▶ _How to complete this task_: Repeat each entry in full, exactly.

▶ _Data to examine_:
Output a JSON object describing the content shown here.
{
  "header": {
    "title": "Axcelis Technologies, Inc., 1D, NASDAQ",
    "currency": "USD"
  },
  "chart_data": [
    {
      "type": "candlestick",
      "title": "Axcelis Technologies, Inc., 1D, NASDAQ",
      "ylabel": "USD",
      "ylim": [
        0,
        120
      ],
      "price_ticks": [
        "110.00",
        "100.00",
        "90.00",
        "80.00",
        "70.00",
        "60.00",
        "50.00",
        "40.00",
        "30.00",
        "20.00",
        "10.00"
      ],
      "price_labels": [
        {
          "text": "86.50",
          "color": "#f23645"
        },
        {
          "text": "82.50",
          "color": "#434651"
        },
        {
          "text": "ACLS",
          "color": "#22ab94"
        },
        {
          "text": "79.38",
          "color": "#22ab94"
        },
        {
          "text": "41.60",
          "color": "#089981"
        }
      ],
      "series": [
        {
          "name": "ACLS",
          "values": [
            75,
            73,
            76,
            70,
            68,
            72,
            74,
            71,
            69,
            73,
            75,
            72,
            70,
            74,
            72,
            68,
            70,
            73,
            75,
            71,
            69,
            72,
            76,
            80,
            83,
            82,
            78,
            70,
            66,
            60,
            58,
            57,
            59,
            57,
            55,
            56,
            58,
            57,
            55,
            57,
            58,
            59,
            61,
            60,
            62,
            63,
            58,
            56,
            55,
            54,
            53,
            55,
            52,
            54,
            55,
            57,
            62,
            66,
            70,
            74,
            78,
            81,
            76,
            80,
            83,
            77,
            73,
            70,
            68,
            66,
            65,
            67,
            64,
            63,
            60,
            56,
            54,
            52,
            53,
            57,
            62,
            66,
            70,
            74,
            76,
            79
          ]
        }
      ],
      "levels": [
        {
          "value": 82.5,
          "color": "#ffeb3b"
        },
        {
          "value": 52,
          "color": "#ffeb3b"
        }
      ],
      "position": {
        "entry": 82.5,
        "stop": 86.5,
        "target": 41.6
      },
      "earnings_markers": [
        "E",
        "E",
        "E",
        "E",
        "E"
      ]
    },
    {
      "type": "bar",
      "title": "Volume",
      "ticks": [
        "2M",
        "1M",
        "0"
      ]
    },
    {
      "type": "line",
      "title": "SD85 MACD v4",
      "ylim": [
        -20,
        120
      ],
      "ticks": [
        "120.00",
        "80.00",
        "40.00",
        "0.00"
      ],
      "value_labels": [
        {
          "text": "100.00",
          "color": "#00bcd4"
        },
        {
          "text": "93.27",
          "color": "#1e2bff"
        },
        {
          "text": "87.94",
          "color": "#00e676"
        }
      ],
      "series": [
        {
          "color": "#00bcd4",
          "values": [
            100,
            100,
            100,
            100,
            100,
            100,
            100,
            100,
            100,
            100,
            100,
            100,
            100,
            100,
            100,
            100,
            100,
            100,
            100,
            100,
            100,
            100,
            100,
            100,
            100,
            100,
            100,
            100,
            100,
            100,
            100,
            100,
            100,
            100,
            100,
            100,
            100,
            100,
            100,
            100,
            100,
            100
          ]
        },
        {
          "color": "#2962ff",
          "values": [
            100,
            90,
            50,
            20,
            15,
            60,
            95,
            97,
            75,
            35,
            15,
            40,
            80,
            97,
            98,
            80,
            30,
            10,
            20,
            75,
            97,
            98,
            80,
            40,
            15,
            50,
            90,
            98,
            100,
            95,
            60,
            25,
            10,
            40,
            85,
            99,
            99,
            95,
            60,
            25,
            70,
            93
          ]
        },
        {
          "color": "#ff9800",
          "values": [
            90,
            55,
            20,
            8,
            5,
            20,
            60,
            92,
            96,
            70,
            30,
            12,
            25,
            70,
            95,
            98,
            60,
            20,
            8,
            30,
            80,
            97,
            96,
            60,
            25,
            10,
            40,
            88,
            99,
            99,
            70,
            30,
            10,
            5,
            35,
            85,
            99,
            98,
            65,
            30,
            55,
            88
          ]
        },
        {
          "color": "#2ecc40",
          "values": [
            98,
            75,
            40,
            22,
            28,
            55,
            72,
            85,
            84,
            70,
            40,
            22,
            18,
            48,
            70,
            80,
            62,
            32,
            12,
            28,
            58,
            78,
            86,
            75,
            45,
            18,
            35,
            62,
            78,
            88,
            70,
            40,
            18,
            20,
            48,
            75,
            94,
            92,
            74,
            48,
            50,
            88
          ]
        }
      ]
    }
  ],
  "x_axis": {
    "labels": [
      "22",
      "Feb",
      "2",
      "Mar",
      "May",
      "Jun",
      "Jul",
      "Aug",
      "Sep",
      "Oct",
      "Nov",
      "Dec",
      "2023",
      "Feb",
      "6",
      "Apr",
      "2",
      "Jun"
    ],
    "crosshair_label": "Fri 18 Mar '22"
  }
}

▶ _Exercise result_:
Output a JSON object describing the content shown here.
{
  "header": {
    "title": "Axcelis Technologies, Inc., 1D, NASDAQ",
    "currency": "USD"
  },
  "chart_data": [
    {
      "type": "candlestick",
      "title": "Axcelis Technologies, Inc., 1D, NASDAQ",
      "ylabel": "USD",
      "ylim": [
        0,
        120
      ],
      "price_ticks": [
        "110.00",
        "100.00",
        "90.00",
        "80.00",
        "70.00",
        "60.00",
        "50.00",
        "40.00",
        "30.00",
        "20.00",
        "10.00"
      ],
      "price_labels": [
        {
          "text": "86.50",
          "color": "#f23645"
        },
        {
          "text": "82.50",
          "color": "#434651"
        },
        {
          "text": "ACLS",
          "color": "#22ab94"
        },
        {
          "text": "79.38",
          "color": "#22ab94"
        },
        {
          "text": "41.60",
          "color": "#089981"
        }
      ],
      "series": [
        {
          "name": "ACLS",
          "values": [
            75,
            73,
            76,
            70,
            68,
            72,
            74,
            71,
            69,
            73,
            75,
            72,
            70,
            74,
            72,
            68,
            70,
            73,
            75,
            71,
            69,
            72,
            76,
            80,
            83,
            82,
            78,
            70,
            66,
            60,
            58,
            57,
            59,
            57,
            55,
            56,
            58,
            57,
            55,
            57,
            58,
            59,
            61,
            60,
            62,
            63,
            58,
            56,
            55,
            54,
            53,
            55,
            52,
            54,
            55,
            57,
            62,
            66,
            70,
            74,
            78,
            81,
            76,
            80,
            83,
            77,
            73,
            70,
            68,
            66,
            65,
            67,
            64,
            63,
            60,
            56,
            54,
            52,
            53,
            57,
            62,
            66,
            70,
            74,
            76,
            79
          ]
        }
      ],
      "levels": [
        {
          "value": 82.5,
          "color": "#ffeb3b"
        },
        {
          "value": 52,
          "color": "#ffeb3b"
        }
      ],
      "position": {
        "entry": 82.5,
        "stop": 86.5,
        "target": 41.6
      },
      "earnings_markers": [
        "E",
        "E",
        "E",
        "E",
        "E"
      ]
    },
    {
      "type": "bar",
      "title": "Volume",
      "ticks": [
        "2M",
        "1M",
        "0"
      ]
    },
    {
      "type": "line",
      "title": "SD85 MACD v4",
      "ylim": [
        -20,
        120
      ],
      "ticks": [
        "120.00",
        "80.00",
        "40.00",
        "0.00"
      ],
      "value_labels": [
        {
          "text": "100.00",
          "color": "#00bcd4"
        },
        {
          "text": "93.27",
          "color": "#1e2bff"
        },
        {
          "text": "87.94",
          "color": "#00e676"
        }
      ],
      "series": [
        {
          "color": "#00bcd4",
          "values": [
            100,
            100,
            100,
            100,
            100,
            100,
            100,
            100,
            100,
            100,
            100,
            100,
            100,
            100,
            100,
            100,
            100,
            100,
            100,
            100,
            100,
            100,
            100,
            100,
            100,
            100,
            100,
            100,
            100,
            100,
            100,
            100,
            100,
            100,
            100,
            100,
            100,
            100,
            100,
            100,
            100,
            100
          ]
        },
        {
          "color": "#2962ff",
          "values": [
            100,
            90,
            50,
            20,
            15,
            60,
            95,
            97,
            75,
            35,
            15,
            40,
            80,
            97,
            98,
            80,
            30,
            10,
            20,
            75,
            97,
            98,
            80,
            40,
            15,
            50,
            90,
            98,
            100,
            95,
            60,
            25,
            10,
            40,
            85,
            99,
            99,
            95,
            60,
            25,
            70,
            93
          ]
        },
        {
          "color": "#ff9800",
          "values": [
            90,
            55,
            20,
            8,
            5,
            20,
            60,
            92,
            96,
            70,
            30,
            12,
            25,
            70,
            95,
            98,
            60,
            20,
            8,
            30,
            80,
            97,
            96,
            60,
            25,
            10,
            40,
            88,
            99,
            99,
            70,
            30,
            10,
            5,
            35,
            85,
            99,
            98,
            65,
            30,
            55,
            88
          ]
        },
        {
          "color": "#2ecc40",
          "values": [
            98,
            75,
            40,
            22,
            28,
            55,
            72,
            85,
            84,
            70,
            40,
            22,
            18,
            48,
            70,
            80,
            62,
            32,
            12,
            28,
            58,
            78,
            86,
            75,
            45,
            18,
            35,
            62,
            78,
            88,
            70,
            40,
            18,
            20,
            48,
            75,
            94,
            92,
            74,
            48,
            50,
            88
          ]
        }
      ]
    }
  ],
  "x_axis": {
    "labels": [
      "22",
      "Feb",
      "2",
      "Mar",
      "May",
      "Jun",
      "Jul",
      "Aug",
      "Sep",
      "Oct",
      "Nov",
      "Dec",
      "2023",
      "Feb",
      "6",
      "Apr",
      "2",
      "Jun"
    ],
    "crosshair_label": "Fri 18 Mar '22"
  }
}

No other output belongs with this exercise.